What kind of investors could consider adding contrarian funds to their portfolios?
Contrarian investors tend to be ones who are willing to take more risk than those who are more faint of heart. The strategy can fall out of favour in certain markets and, as such, should be part of a well-diversified portfolio looking to make returns over a longer time period, say 5+ years.
What percentage of an investor’s portfolio could contrarian funds make up?
A true contrarian investor would likely say 100%, but this is only applicable if you are willing and able to put the work in to find and research these investments. For investors who are looking for a little less risk and a longer investment horizon, 10 – 20% should be reasonable.
How can you get into contrarian investing?
Before you start down the route of contrarian investing, you need to understand what you’re looking for. And that means doing research. A lot of it. All investing comes with an inherent level of risk and contrarian investing is no different. There are hundreds of guides to investing to be found online but as a general rule you should be checking your finances, setting goals and timescales and choosing a strategy to suit you.
If you’re looking to buy shares online you’ll need to open a share dealing account with a stockbroker. The biggest difference between these providers will be their fees, so be sure to find a dealing option to suit you. The Share Centre, for example, offers a Share Account with a fixed £2 a month admin fee and then a small charge for each deal, which varies depending on how frequently you want to invest.
If you’re looking to invest but are happy to let someone else manage most of the work for you, you could look at investing in a fund that utilises a contrarian approach to selecting investments. This will allow you to invest in multiple companies at once which are overseen by one or more fund managers. Some examples of these types of funds you could buy into are:
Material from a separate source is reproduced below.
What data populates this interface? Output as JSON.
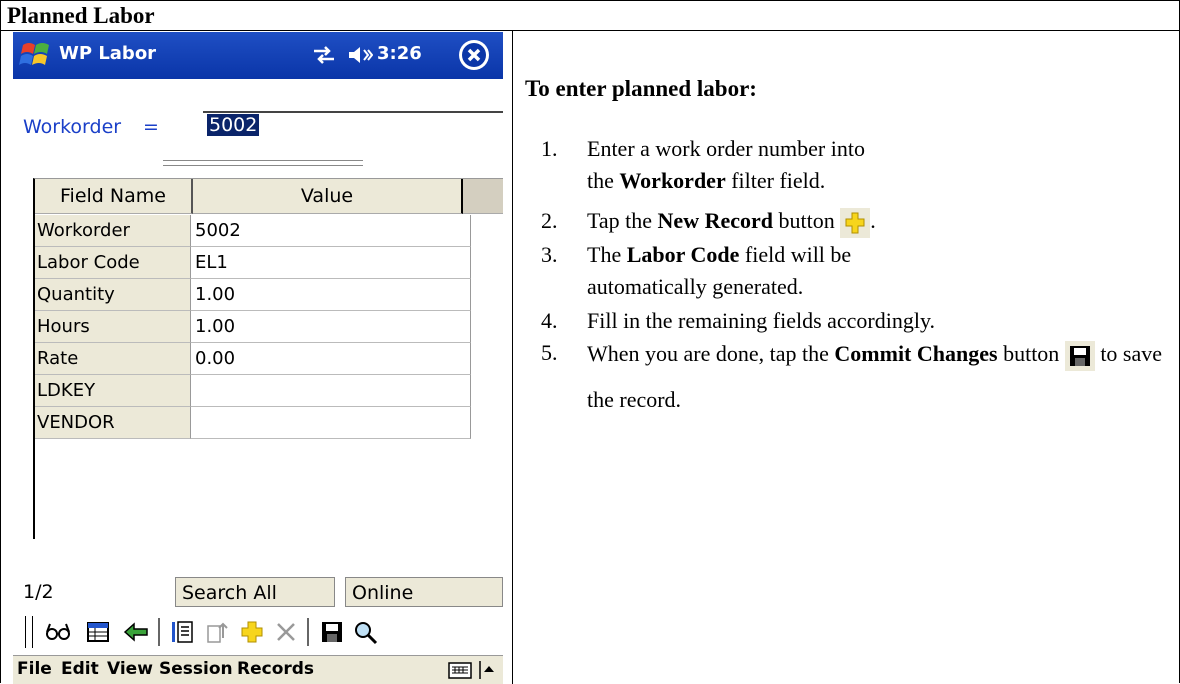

Manager Richard Penny has adopted an approach with a value bias to seeking out businesses that are under-researched and under-priced. Often these companies are in recovery mode and have previously fallen short of expectations or may have valuation anomalies. Furthermore, it is hoped that a catalyst can be identified that will cause the market to re-evaluate the fundamentals of a company.
The fund invests around the world primarily in the shares of companies using a value-based, contrarian approach to selecting investments. The managers operate a well-diversified portfolio of 40-50 high conviction stocks, spanning across a range of regions and sectors. The fund has shown strong outperformance of the sector on a 3 and 5 year basis.
Managers Anthony Cross and Julian Fosh have successfully implemented their disciplined investment process and philosophy over a number of years. There is a bias towards relatively steady companies that are growing sustainably and generating high levels of cash, but also that have a clear competitive edge. Performance since inception has been very strong; with the fund comfortably outperforming the FTSE All Share over this period.
The bottom line
While all successful contrarian investors have their own strategy for valuing potential investments, whether that be Baron Rothschild in the 18th century or Warren Buffet in the 21st, the aim is always the same –let the market bring the deals to you, rather than chasing after them.